Today we'll evaluate Six Flags Entertainment Corporation (NYSE:SIX) to determine whether it could have potential as an investment idea. Specifically, we're going to calculate its Return On Capital Employed (ROCE), in the hopes of getting some insight into the business.
Firstly, we'll go over how we calculate ROCE. Second, we'll look at its ROCE compared to similar companies. And finally, we'll look at how its current liabilities are impacting its ROCE.
Return On Capital Employed (ROCE): What is it?
ROCE is a metric for evaluating how much pre-tax income (in percentage terms) a company earns on the capital invested in its business. Generally speaking a higher ROCE is better. Ultimately, it is a useful but imperfect metric. Renowned investment researcher Michael Mauboussin has suggested that a high ROCE can indicate that 'one dollar invested in the company generates value of more than one dollar'.
How Do You Calculate Return On Capital Employed?
Analysts use this formula to calculate return on capital employed:
Return on Capital Employed = Earnings Before Interest and Tax (EBIT) ÷ (Total Assets - Current Liabilities)
Or for Six Flags Entertainment:
0.21 = US$539m ÷ (US$3.0b - US$411m) (Based on the trailing twelve months to September 2019.)
So, Six Flags Entertainment has an ROCE of 21%.
Is Six Flags Entertainment's ROCE Good?
When making comparisons between similar businesses, investors may find ROCE useful. Six Flags Entertainment's ROCE appears to be substantially greater than the 8.5% average in the Hospitality industry. We consider this a positive sign, because it suggests it uses capital more efficiently than similar companies. Separate from Six Flags Entertainment's performance relative to its industry, its ROCE in absolute terms looks satisfactory, and it may be worth researching in more depth.
We can see that, Six Flags Entertainment currently has an ROCE of 21% compared to its ROCE 3 years ago, which was 13%. This makes us think about whether the company has been reinvesting shrewdly. You can click on the image below to see (in greater detail) how Six Flags Entertainment's past growth compares to other companies.
Remember that this metric is backwards looking - it shows what has happened in the past, and does not accurately predict the future. Companies in cyclical industries can be difficult to understand using ROCE, as returns typically look high during boom times, and low during busts. ROCE is, after all, simply a snap shot of a single year. Future performance is what matters, and you can see analyst predictions in our free report on analyst forecasts for the company.

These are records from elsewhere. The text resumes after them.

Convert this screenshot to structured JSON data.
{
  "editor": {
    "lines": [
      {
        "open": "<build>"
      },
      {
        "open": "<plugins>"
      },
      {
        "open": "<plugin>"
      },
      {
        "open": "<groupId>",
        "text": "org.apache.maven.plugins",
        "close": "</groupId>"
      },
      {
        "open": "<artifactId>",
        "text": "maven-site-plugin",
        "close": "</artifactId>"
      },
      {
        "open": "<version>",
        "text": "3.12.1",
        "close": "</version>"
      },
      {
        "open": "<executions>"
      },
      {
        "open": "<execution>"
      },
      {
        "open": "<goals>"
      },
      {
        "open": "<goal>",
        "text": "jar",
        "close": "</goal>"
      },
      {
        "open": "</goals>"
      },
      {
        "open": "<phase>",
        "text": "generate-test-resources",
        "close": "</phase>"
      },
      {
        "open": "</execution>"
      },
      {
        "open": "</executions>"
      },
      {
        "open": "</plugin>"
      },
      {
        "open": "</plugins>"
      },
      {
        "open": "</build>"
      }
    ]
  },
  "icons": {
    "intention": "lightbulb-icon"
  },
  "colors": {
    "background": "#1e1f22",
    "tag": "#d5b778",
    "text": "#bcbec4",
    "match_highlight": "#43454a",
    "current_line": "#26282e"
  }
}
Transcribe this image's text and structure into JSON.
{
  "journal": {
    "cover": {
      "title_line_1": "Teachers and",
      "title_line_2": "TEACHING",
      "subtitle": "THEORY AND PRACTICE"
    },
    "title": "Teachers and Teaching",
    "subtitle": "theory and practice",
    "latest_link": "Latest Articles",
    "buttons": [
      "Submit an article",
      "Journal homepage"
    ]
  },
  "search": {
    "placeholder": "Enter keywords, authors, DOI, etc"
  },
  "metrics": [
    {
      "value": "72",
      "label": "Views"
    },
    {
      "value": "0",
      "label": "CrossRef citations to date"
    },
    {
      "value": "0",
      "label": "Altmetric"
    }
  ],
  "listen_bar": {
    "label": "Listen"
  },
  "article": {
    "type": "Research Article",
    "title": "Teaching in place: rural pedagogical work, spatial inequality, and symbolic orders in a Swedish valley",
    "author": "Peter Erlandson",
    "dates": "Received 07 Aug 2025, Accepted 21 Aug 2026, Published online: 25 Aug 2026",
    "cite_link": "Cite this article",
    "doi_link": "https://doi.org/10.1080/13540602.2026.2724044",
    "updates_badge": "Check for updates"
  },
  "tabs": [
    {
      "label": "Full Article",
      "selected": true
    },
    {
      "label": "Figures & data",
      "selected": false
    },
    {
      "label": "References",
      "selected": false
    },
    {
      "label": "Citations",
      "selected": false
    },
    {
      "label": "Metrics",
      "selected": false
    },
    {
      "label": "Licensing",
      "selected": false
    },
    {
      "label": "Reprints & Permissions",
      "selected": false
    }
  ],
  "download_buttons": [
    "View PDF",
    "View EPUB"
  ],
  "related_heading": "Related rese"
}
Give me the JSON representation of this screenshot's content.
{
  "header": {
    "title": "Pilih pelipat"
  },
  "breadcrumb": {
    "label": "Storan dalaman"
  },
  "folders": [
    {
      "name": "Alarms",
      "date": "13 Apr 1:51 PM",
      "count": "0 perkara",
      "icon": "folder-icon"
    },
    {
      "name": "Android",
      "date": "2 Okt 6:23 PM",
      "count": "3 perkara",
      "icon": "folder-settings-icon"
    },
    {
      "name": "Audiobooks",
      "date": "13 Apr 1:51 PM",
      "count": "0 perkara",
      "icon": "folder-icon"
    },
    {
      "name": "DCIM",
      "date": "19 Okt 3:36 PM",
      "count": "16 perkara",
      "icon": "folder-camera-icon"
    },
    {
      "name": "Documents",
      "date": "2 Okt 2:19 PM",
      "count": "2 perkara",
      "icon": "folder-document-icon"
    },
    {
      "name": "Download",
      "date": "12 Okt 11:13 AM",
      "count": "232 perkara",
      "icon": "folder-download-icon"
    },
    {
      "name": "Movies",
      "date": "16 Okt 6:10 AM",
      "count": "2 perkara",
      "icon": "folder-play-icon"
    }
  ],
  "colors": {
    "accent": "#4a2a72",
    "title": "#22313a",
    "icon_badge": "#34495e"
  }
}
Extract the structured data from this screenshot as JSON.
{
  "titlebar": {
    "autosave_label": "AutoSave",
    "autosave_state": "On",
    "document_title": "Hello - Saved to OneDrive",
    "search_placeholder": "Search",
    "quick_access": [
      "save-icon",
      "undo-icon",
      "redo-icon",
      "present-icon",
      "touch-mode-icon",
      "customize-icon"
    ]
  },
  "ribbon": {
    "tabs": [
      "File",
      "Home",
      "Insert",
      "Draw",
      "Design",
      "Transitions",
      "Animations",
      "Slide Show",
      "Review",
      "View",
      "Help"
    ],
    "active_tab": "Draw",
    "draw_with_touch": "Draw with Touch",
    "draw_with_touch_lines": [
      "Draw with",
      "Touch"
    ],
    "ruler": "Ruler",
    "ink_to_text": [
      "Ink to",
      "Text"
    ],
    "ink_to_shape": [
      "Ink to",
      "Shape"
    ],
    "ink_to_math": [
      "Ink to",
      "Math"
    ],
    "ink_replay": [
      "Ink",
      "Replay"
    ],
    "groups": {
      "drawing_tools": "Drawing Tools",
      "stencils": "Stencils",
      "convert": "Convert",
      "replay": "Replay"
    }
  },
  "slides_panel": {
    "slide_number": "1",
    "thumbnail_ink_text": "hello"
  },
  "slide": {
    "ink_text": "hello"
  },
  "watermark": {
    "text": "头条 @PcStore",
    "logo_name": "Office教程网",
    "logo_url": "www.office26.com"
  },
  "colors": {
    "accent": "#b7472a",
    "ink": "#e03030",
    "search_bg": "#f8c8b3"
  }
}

How Six Flags Entertainment's Current Liabilities Impact Its ROCE
Short term (or current) liabilities, are things like supplier invoices, overdrafts, or tax bills that need to be paid within 12 months. The ROCE equation subtracts current liabilities from capital employed, so a company with a lot of current liabilities appears to have less capital employed, and a higher ROCE than otherwise. To counteract this, we check if a company has high current liabilities, relative to its total assets.
Six Flags Entertainment has total assets of US$3.0b and current liabilities of US$411m. Therefore its current liabilities are equivalent to approximately 14% of its total assets. A fairly low level of current liabilities is not influencing the ROCE too much.
Our Take On Six Flags Entertainment's ROCE
Overall, Six Flags Entertainment has a decent ROCE and could be worthy of further research. Six Flags Entertainment shapes up well under this analysis, but it is far from the only business delivering excellent numbers . You might also want to check this free collection of companies delivering excellent earnings growth.
Six Flags Entertainment is not the only stock that insiders are buying. For those who like to find winning investments this free list of growing companies with recent insider purchasing, could be just the ticket.
We aim to bring you long-term focused research analysis driven by fundamental data. Note that our analysis may not factor in the latest price-sensitive company announcements or qualitative material.
If you spot an error that warrants correction, please contact the editor at firstname.lastname@example.org. This article by Simply Wall St is general in nature. It does not constitute a recommendation to buy or sell any stock, and does not take account of your objectives, or your financial situation. Simply Wall St has no position in the stocks mentioned. Thank you for reading.